He warns about thinking that we can “police or imprison our way out of this situation.” He writes: “Incarceration further fractures troubled lives, and there is too little time and resources to mend these fractures.”

A way forward?

“Long-term security requires addressing the fundamentals noted above (more addictions services and better access to them; enhanced mental health services, especially ACT teams) but unless the fundamental issues of poverty are addressed, we will not help people rise from these feelings of desperation and alienation. Guaranteed Basic Income (GBI) is the best answer to this problem. It is a model widely trialled internationally. Its social and economic impacts are well demonstrated. GBI is transformative for people in poverty and on the fringes of society with other social problems. Already piloted in Ontario, we know GBI improves physical and mental health, decreases stress and feelings of anger, and reduces housing and food insecurity. It has been associated with a reduction in property crime.”

A few thoughts:

1. This is a good essay.

2. Why are things getting worse? He offers several plausible explanations. 

3. Past Readings have considered violence and public safety. In a recent Reading, for instance, we looked at an essay by Drs. Stergiopoulos and Hwang, who argued that: “The presence of an officer in uniform may deter crime or stop an assault in progress, but with 75 subway stations, 192 bus routes, over 8,000 bus and streetcar stops serving 1.7 million daily passengers, the odds are long that a police officer will be on the scene at the moment they are needed. In addition, many situations on the transit system may be escalated rather than made better by police involvement.” That essay can be found here:

The full Globe essay can be found here:

Reading of the Week. Every week I pick articles and papers from the world of Psychiatry.

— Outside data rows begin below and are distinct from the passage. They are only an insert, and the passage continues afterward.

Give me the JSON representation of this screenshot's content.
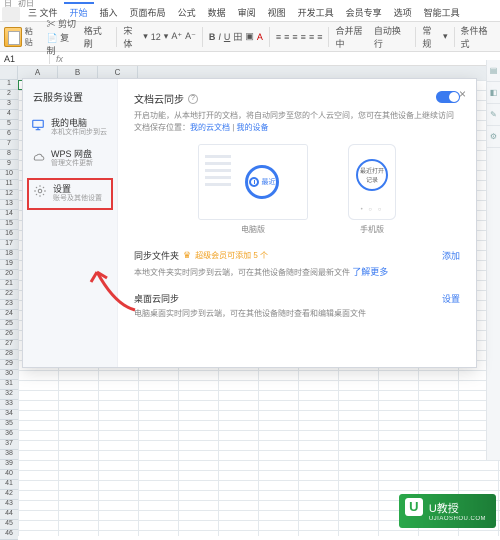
{
  "top": {
    "items": [
      "日",
      "初日",
      "-",
      "v"
    ]
  },
  "tabs": {
    "file": "三 文件",
    "items": [
      "开始",
      "插入",
      "页面布局",
      "公式",
      "数据",
      "审阅",
      "视图",
      "开发工具",
      "会员专享",
      "选项",
      "智能工具"
    ],
    "active": 0
  },
  "ribbon": {
    "paste": "粘贴",
    "cut": "剪切",
    "copy": "复制",
    "fmtbrush": "格式刷",
    "font": "宋体",
    "size": "12",
    "mergecenter": "合并居中",
    "wrap": "自动换行",
    "general": "常规",
    "condfmt": "条件格式"
  },
  "namebox": "A1",
  "fx": "fx",
  "cols": [
    "A",
    "B",
    "C"
  ],
  "rows_start": 1,
  "rows_end": 46,
  "modal": {
    "title": "云服务设置",
    "side": {
      "pc": {
        "label": "我的电脑",
        "sub": "本机文件同步到云"
      },
      "wps": {
        "label": "WPS 网盘",
        "sub": "管理文件更新"
      },
      "settings": {
        "label": "设置",
        "sub": "账号及其他设置"
      }
    },
    "main": {
      "doc_sync": "文档云同步",
      "desc1": "开启功能，从本地打开的文档，将自动同步至您的个人云空间，您可在其他设备上继续访问",
      "desc2_pre": "文档保存位置：",
      "desc2_link1": "我的云文档",
      "desc2_sep": " | ",
      "desc2_link2": "我的设备",
      "pc_label": "电脑版",
      "phone_label": "手机版",
      "recent": "最近",
      "phone_text": "最近打开记录",
      "folder_sync": "同步文件夹",
      "crown_text": "超级会员可添加 5 个",
      "add": "添加",
      "folder_desc": "本地文件夹实时同步到云端，可在其他设备随时查阅最新文件",
      "learn_more": "了解更多",
      "desktop_sync": "桌面云同步",
      "set": "设置",
      "desktop_desc": "电脑桌面实时同步到云端，可在其他设备随时查看和编辑桌面文件"
    }
  },
  "watermark": {
    "brand": "U教授",
    "url": "UJIAOSHOU.COM"
  }
}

1 Comment

  1. Thanks for posting the Simpson essay. I missed that, and it’s great to see a light shining on a do-able, proven solution (GBI).